CHIME has issued a statement in response to a recent report from the HHS Office of the Inspector General (OIG) asserting that the EHR Incentive Payments program is vulnerable to fraud and abuse. In its assessment, OIG investigators expressed concern that CMS and ONC are not taking the proper measures to verify prior to payment that hospitals and physicians are meeting the requirements of Meaningful Use.
“We strongly support the OIG recommendation that CMS develop and disseminate guidance detailing the types of documentation that Eligible Hospitals and Eligible Professionals need on hand to comply with audits,” said Sharon Canner, senior director of advocacy for CHIME. “However, we do not believe it necessary that CMS collect documentation beyond attestation from hospitals and eligible professionals prior to sending payments.”
CMS also opposed the recommendation based on a concern that it will place undue burden on the professionals or hospitals and delay payments substantially.

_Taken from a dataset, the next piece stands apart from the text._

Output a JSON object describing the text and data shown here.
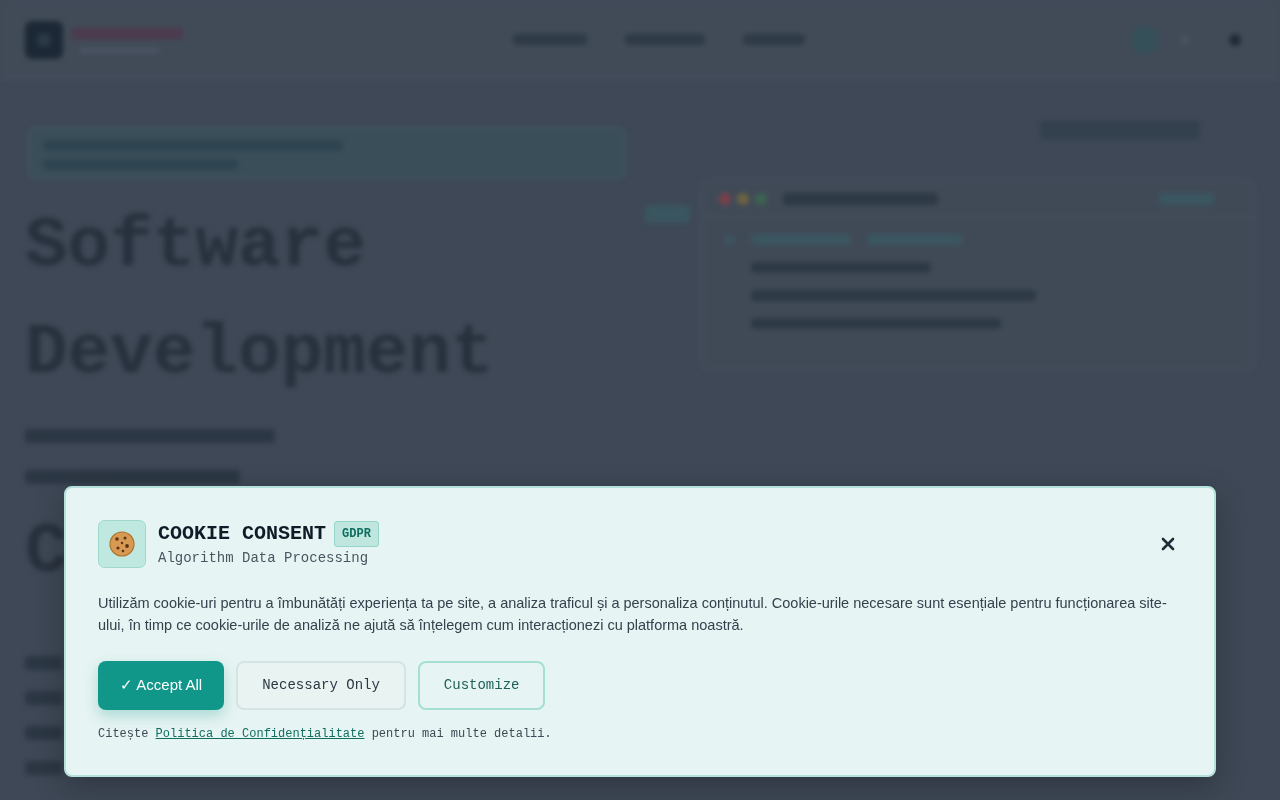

In addition, OIG stated that CMS should issue agency-developed guidance for Eligible Professionals and Hospitals that explains the types of documentation CMS expects should be maintained to support (or verify) eligibility for the Meaningful Use program. To that end, it recommended that ONC require certified EHR technology to be capable of producing reports for the “Yes/No Attestation” measures “where possible,” and require certifying bodies to use standard test data to determine EHRs are meeting the certification criteria.